One of the best things about living in Connecticut is the change of the seasons. People in much of the country don’t get to experience all four distinct seasons like residents of Connecticut do. However, the constantly changing climate across the state creates unique road hazards for drivers and commuters that can increase your risk of a crash.
Summer brings issues related to the way glare hits a car and impaired driving as people leave barbecues and parties. The cooler fall and winter seasons have their own unique hazards. Thankfully, there are three safety tips that can substantially reduce your risk of an accident during the fall and winter months.
Proactive maintenance can help you avoid preventable crashes
Proper maintenance is key to vehicle safety in any season, but it is most important during the winter and fall seasons, when the potential for losing control of your vehicle increases. You need to have a vehicle with good tires and functional brakes if you hope to maintain any sort of control if you slide on wet leaves or ice.
Having a mechanic you trust can make the process easier, but you can also take your car back to the dealership. Inspections in the late summer and early spring are an ideal way to identify issues with everything from brakes to wiper blades before they become dangerous to you and others on the road.
Slippery roads demand slower speeds, so leave earlier
Autumn often brings increased precipitation, as well as the fall of leaves from deciduous trees. Given that Connecticut is a state with a lot of roadside trees, the potential is certainly there for falling leaves to create a visibility issue, as well as a traction issue. As temperatures dip below freezing, ice and snow on the roads will also increase the risk of your vehicle slipping.
The only way to mitigate the risks involved with slippery road conditions is to reduce your speed when traveling on slippery surfaces. Depending on a variety of conditions, reducing your speed by anything from five miles an hour to 20 miles an hour may become necessary.
On days when you know the weather will be bad, as well as when you will travel down roads that have less traffic and will have more detritus or precipitation accumulation, plan to leave five to 15 minutes early depending on how long your trip will take. That extra travel time will allow you to reduce your speeds and still get where you’re going with plenty of time to spare.

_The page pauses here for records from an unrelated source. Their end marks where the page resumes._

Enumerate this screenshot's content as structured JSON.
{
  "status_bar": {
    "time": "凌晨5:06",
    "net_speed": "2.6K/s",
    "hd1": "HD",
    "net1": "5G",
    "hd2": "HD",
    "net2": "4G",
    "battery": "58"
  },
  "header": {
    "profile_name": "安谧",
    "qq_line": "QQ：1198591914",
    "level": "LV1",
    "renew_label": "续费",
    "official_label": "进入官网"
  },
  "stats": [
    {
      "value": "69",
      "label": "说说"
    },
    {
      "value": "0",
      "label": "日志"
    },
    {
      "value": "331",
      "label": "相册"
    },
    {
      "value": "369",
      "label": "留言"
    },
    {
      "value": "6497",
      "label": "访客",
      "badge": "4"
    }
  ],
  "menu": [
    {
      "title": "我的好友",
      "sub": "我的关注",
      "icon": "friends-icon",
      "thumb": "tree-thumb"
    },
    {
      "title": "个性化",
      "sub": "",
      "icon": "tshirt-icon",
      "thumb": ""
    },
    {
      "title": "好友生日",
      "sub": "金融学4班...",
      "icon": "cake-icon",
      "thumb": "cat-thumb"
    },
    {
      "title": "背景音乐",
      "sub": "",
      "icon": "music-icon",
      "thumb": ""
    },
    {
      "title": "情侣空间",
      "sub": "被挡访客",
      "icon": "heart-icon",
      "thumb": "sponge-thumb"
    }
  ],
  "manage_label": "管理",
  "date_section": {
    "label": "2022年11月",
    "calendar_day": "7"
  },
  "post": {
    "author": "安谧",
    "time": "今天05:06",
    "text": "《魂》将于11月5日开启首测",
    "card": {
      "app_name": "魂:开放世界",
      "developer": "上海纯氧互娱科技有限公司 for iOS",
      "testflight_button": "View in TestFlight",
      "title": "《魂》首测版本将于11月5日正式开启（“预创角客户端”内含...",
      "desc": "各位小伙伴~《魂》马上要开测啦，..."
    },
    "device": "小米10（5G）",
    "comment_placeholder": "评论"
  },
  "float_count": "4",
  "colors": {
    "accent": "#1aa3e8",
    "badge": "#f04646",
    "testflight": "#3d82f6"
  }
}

Be ready for both glare and low-light situations
While glare-related accidents are often mostly associated with sunshiny summer days, glare can also be an issue during the fall and the winter. The slanting light of the colder seasons often enters your vehicle at an angle that can make it difficult to see.
Both wet leaves and snow or ice can reflect sunshine in a dazzling, blinding manner. Choosing to wear sunglasses when driving during sunlight hours, even if it is a gloomy day, will reduce the risk of sudden glare blinding you and resulting in a crash.
The other concern here is that longer nights and shorter days could mean lower visibility on the road. Particularly around trick-or-treating season and near residential areas and schools, there will be an increased risk for you failing to notice pedestrians and children near the roads when light is low. Turning your headlights on in gloomy weather and during transitional times of day, as well as remaining vigilant for the sudden approach of children, can keep you and your passengers safer.